(Items from a dataset)
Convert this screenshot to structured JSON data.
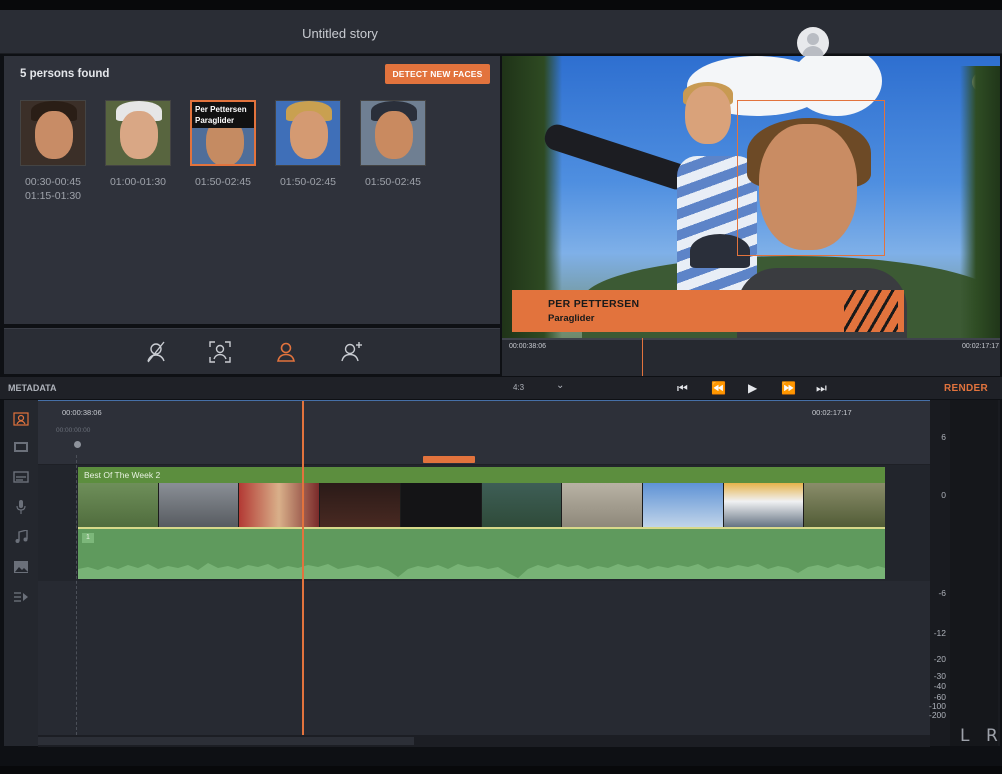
{
  "app": {
    "title": "Untitled story"
  },
  "faces": {
    "count_label": "5 persons found",
    "detect_button": "DETECT NEW FACES",
    "items": [
      {
        "times": [
          "00:30-00:45",
          "01:15-01:30"
        ]
      },
      {
        "times": [
          "01:00-01:30"
        ]
      },
      {
        "times": [
          "01:50-02:45"
        ],
        "tooltip_name": "Per Pettersen",
        "tooltip_role": "Paraglider"
      },
      {
        "times": [
          "01:50-02:45"
        ]
      },
      {
        "times": [
          "01:50-02:45"
        ]
      }
    ],
    "toolbar": {
      "icons": [
        "no-face-icon",
        "face-scan-icon",
        "person-icon",
        "add-person-icon"
      ],
      "active_icon": "person-icon"
    }
  },
  "preview": {
    "lower_third_name": "PER PETTERSEN",
    "lower_third_role": "Paraglider",
    "timecode_current": "00:00:38:06",
    "timecode_end": "00:02:17:17"
  },
  "transport": {
    "metadata_label": "METADATA",
    "aspect": "4:3",
    "buttons": [
      "skip-start-icon",
      "rewind-icon",
      "play-icon",
      "fast-forward-icon",
      "skip-end-icon"
    ],
    "glyphs": [
      "⏮",
      "⏪",
      "▶",
      "⏩",
      "⏭"
    ],
    "render_label": "RENDER"
  },
  "timeline": {
    "timecode_current": "00:00:38:06",
    "timecode_start": "00:00:00:00",
    "timecode_end": "00:02:17:17",
    "clip_title": "Best Of The Week 2",
    "audio_track_tag": "1",
    "tools": [
      "face-detect-icon",
      "film-icon",
      "caption-icon",
      "microphone-icon",
      "music-icon",
      "image-icon",
      "text-video-icon"
    ]
  },
  "meter": {
    "scale": [
      "6",
      "0",
      "-6",
      "-12",
      "-20",
      "-30",
      "-40",
      "-60",
      "-100",
      "-200"
    ],
    "left": "L",
    "right": "R"
  },
  "colors": {
    "accent": "#e2733d",
    "clip_green": "#5c8e3e",
    "panel": "#2f323b",
    "audio_green": "#5f9a5d"
  }
}
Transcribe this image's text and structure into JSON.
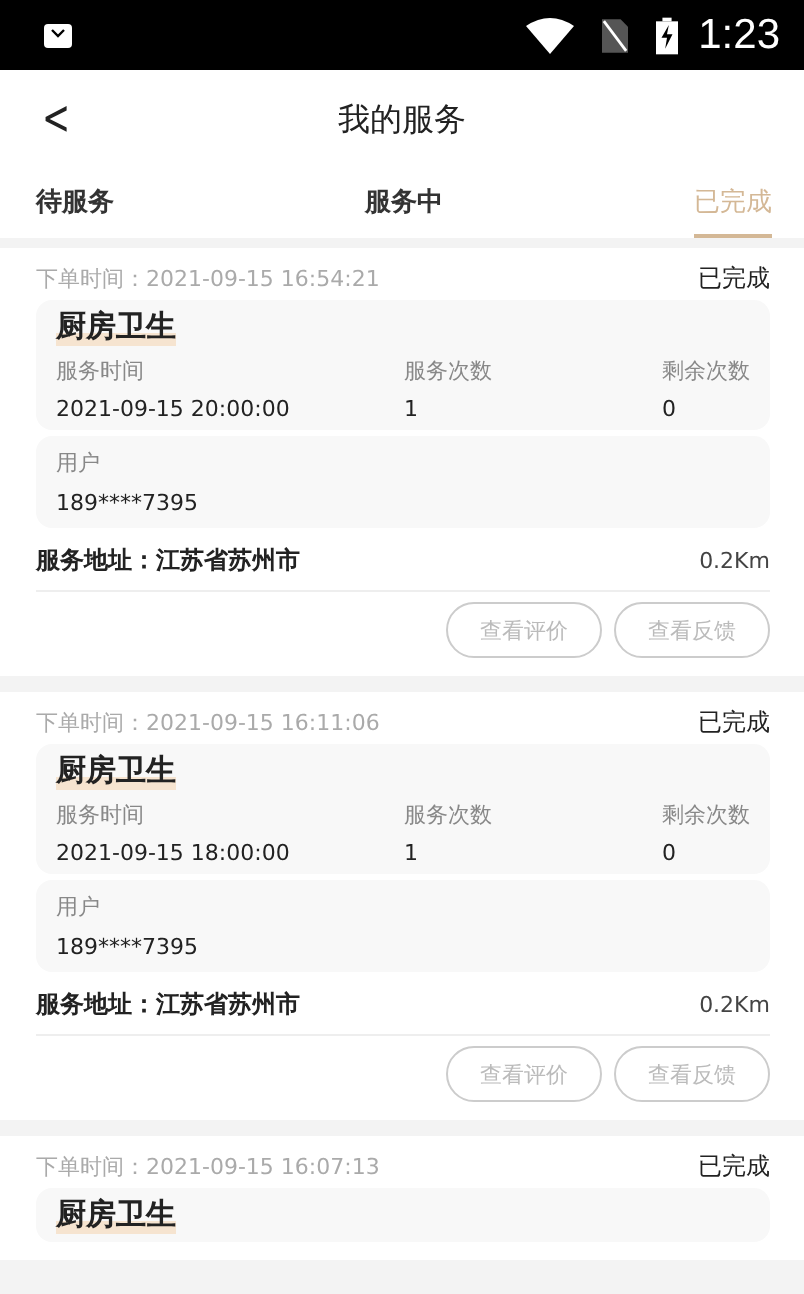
{
  "status_bar": {
    "time": "1:23"
  },
  "header": {
    "back": "<",
    "title": "我的服务"
  },
  "tabs": [
    {
      "label": "待服务",
      "selected": false
    },
    {
      "label": "服务中",
      "selected": false
    },
    {
      "label": "已完成",
      "selected": true
    }
  ],
  "orders": [
    {
      "order_time": "下单时间：2021-09-15 16:54:21",
      "status": "已完成",
      "service": "厨房卫生",
      "columns": [
        {
          "label": "服务时间",
          "value": "2021-09-15 20:00:00"
        },
        {
          "label": "服务次数",
          "value": "1"
        },
        {
          "label": "剩余次数",
          "value": "0"
        }
      ],
      "user_label": "用户",
      "user": "189****7395",
      "address": "服务地址：江苏省苏州市",
      "distance": "0.2Km",
      "buttons": [
        "查看评价",
        "查看反馈"
      ]
    },
    {
      "order_time": "下单时间：2021-09-15 16:11:06",
      "status": "已完成",
      "service": "厨房卫生",
      "columns": [
        {
          "label": "服务时间",
          "value": "2021-09-15 18:00:00"
        },
        {
          "label": "服务次数",
          "value": "1"
        },
        {
          "label": "剩余次数",
          "value": "0"
        }
      ],
      "user_label": "用户",
      "user": "189****7395",
      "address": "服务地址：江苏省苏州市",
      "distance": "0.2Km",
      "buttons": [
        "查看评价",
        "查看反馈"
      ]
    },
    {
      "order_time": "下单时间：2021-09-15 16:07:13",
      "status": "已完成",
      "service": "厨房卫生"
    }
  ]
}
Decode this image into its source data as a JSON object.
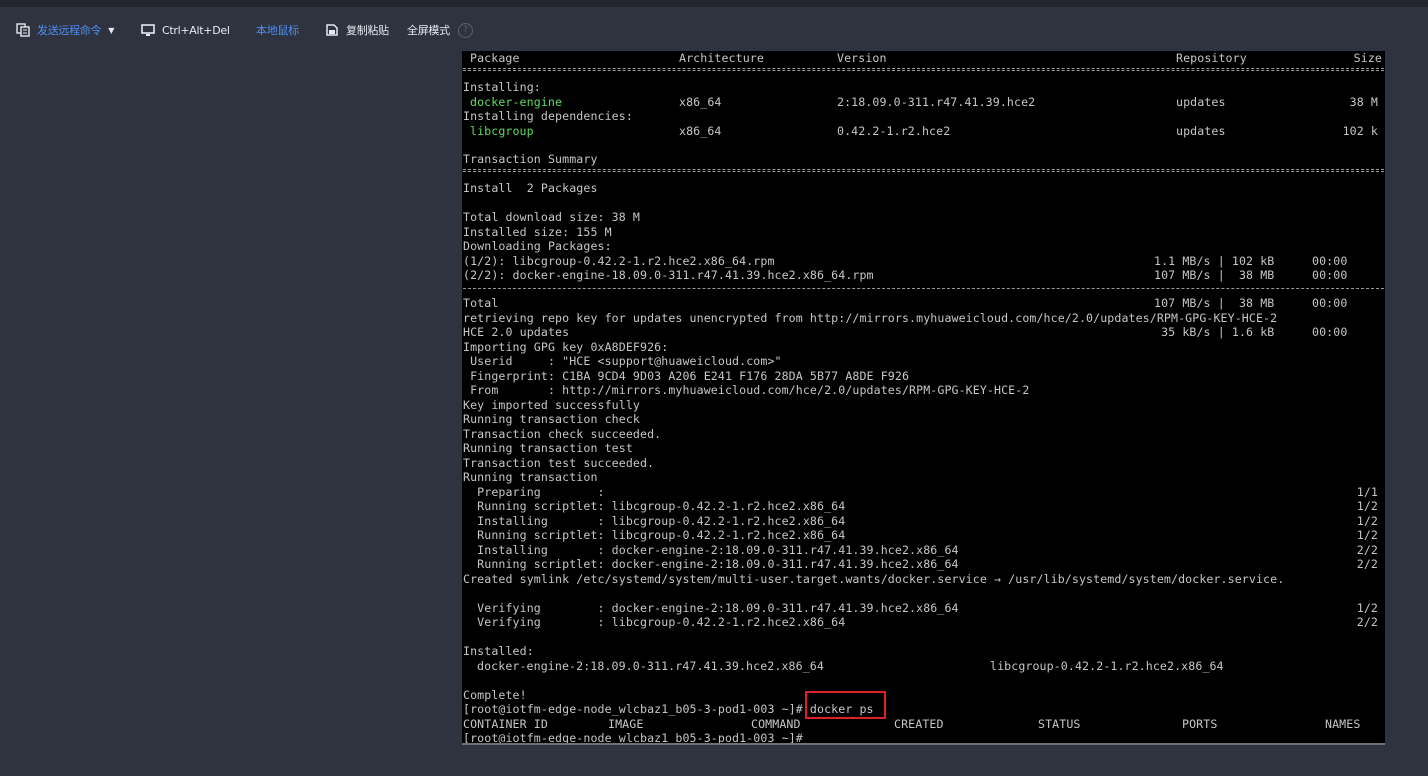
{
  "toolbar": {
    "send_remote_cmd": "发送远程命令",
    "ctrl_alt_del": "Ctrl+Alt+Del",
    "local_mouse": "本地鼠标",
    "copy_paste": "复制粘贴",
    "fullscreen": "全屏模式",
    "help": "?"
  },
  "table_header": {
    "package": "Package",
    "architecture": "Architecture",
    "version": "Version",
    "repository": "Repository",
    "size": "Size"
  },
  "installing_label": "Installing:",
  "installing_deps_label": "Installing dependencies:",
  "packages": [
    {
      "name": "docker-engine",
      "arch": "x86_64",
      "version": "2:18.09.0-311.r47.41.39.hce2",
      "repo": "updates",
      "size": "38 M"
    },
    {
      "name": "libcgroup",
      "arch": "x86_64",
      "version": "0.42.2-1.r2.hce2",
      "repo": "updates",
      "size": "102 k"
    }
  ],
  "transaction_summary": "Transaction Summary",
  "install_count": "Install  2 Packages",
  "total_download": "Total download size: 38 M",
  "installed_size": "Installed size: 155 M",
  "downloading": "Downloading Packages:",
  "downloads": [
    {
      "name": "(1/2): libcgroup-0.42.2-1.r2.hce2.x86_64.rpm",
      "speed": "1.1 MB/s | 102 kB",
      "time": "00:00"
    },
    {
      "name": "(2/2): docker-engine-18.09.0-311.r47.41.39.hce2.x86_64.rpm",
      "speed": "107 MB/s |  38 MB",
      "time": "00:00"
    }
  ],
  "total_line": {
    "label": "Total",
    "speed": "107 MB/s |  38 MB",
    "time": "00:00"
  },
  "repo_key_line": "retrieving repo key for updates unencrypted from http://mirrors.myhuaweicloud.com/hce/2.0/updates/RPM-GPG-KEY-HCE-2",
  "hce_updates": {
    "label": "HCE 2.0 updates",
    "speed": " 35 kB/s | 1.6 kB",
    "time": "00:00"
  },
  "gpg_lines": [
    "Importing GPG key 0xA8DEF926:",
    " Userid     : \"HCE <support@huaweicloud.com>\"",
    " Fingerprint: C1BA 9CD4 9D03 A206 E241 F176 28DA 5B77 A8DE F926",
    " From       : http://mirrors.myhuaweicloud.com/hce/2.0/updates/RPM-GPG-KEY-HCE-2",
    "Key imported successfully",
    "Running transaction check",
    "Transaction check succeeded.",
    "Running transaction test",
    "Transaction test succeeded.",
    "Running transaction"
  ],
  "steps": [
    {
      "text": "  Preparing        :",
      "count": "1/1"
    },
    {
      "text": "  Running scriptlet: libcgroup-0.42.2-1.r2.hce2.x86_64",
      "count": "1/2"
    },
    {
      "text": "  Installing       : libcgroup-0.42.2-1.r2.hce2.x86_64",
      "count": "1/2"
    },
    {
      "text": "  Running scriptlet: libcgroup-0.42.2-1.r2.hce2.x86_64",
      "count": "1/2"
    },
    {
      "text": "  Installing       : docker-engine-2:18.09.0-311.r47.41.39.hce2.x86_64",
      "count": "2/2"
    },
    {
      "text": "  Running scriptlet: docker-engine-2:18.09.0-311.r47.41.39.hce2.x86_64",
      "count": "2/2"
    }
  ],
  "symlink_line": "Created symlink /etc/systemd/system/multi-user.target.wants/docker.service → /usr/lib/systemd/system/docker.service.",
  "verify": [
    {
      "text": "  Verifying        : docker-engine-2:18.09.0-311.r47.41.39.hce2.x86_64",
      "count": "1/2"
    },
    {
      "text": "  Verifying        : libcgroup-0.42.2-1.r2.hce2.x86_64",
      "count": "2/2"
    }
  ],
  "installed_label": "Installed:",
  "installed_items": [
    "docker-engine-2:18.09.0-311.r47.41.39.hce2.x86_64",
    "libcgroup-0.42.2-1.r2.hce2.x86_64"
  ],
  "complete": "Complete!",
  "prompt": "[root@iotfm-edge-node_wlcbaz1_b05-3-pod1-003 ~]# ",
  "command": "docker ps",
  "ps_header": {
    "container_id": "CONTAINER ID",
    "image": "IMAGE",
    "command": "COMMAND",
    "created": "CREATED",
    "status": "STATUS",
    "ports": "PORTS",
    "names": "NAMES"
  },
  "final_prompt": "[root@iotfm-edge-node_wlcbaz1_b05-3-pod1-003 ~]#"
}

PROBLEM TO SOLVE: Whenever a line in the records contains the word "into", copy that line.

RESPONSE BOX:
Transcribe this image's text and structure into JSON.
Decode this image into its source data as a JSON object.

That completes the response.